The fundamental principles of emergency management is are based on four phases:
  1. Mitigation
  2. Preparedness
  3. Response; and
  4. Recovery
Cooperation, caution, and mutual respect at all levels of civic participation can reduce the impact of an emergency – the overall goal is the preservation of life, specifics evolve across four distinct phases.

Mitigation


In the wake of individual emergencies, safety professionals gain valuable “lessons learned” to improve the readiness footing of the entire community. Mitigation is an ongoing concern. Safety leaders must be prepared to advocate for mitigation, as it can often become a low civic priority in the absence of a specific threat. It includes infrastructural improvements and public outreach.

There is some overlap in the different phases of the cycle, and it is not always clear when one has ended and the next has begun. When all is said and done, individuals must maintain vigilance during an emergency and assume danger is still present until a change in condition is verified by informed authorities. Listening to hearsay can lead members of the community into danger.

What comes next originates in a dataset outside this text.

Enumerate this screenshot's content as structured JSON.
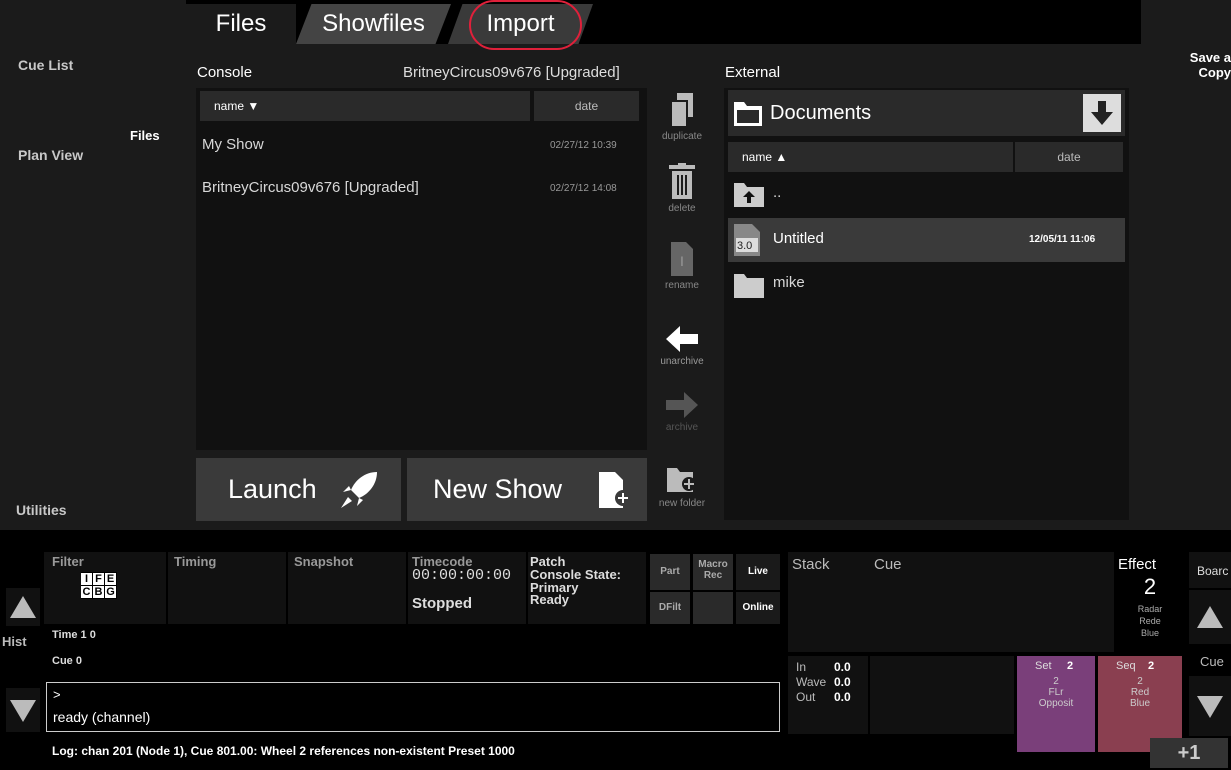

Preparedness


As the name implies, preparedness begins long before there is a specific threat. The hazard is known, but it has not yet materialized. Preparedness involves coordination between government and people in the community to develop emergency response plans, train personnel, and educate citizens so that all stakeholders understand their responsibilities when emergency strikes.

Response


The response phase of emergency management activates once disaster conditions have been felt or are anticipated. An earthquake or fire can happen with little warning, whereas communities may have time to gear up response to a hurricane or winter storm. During response, the focus is on saving lives, providing immediate security, and ensuring evacuation and mass care.

Recovery


In the aftermath of response, recovery begins. Recovery might last for days, several months, or even years. Often, the first step in recovery is debris management, the removal of natural and man-made features that are damaged beyond repair. Housing is provided for those who have been displaced and healthcare resources are made available. Economic recovery follows.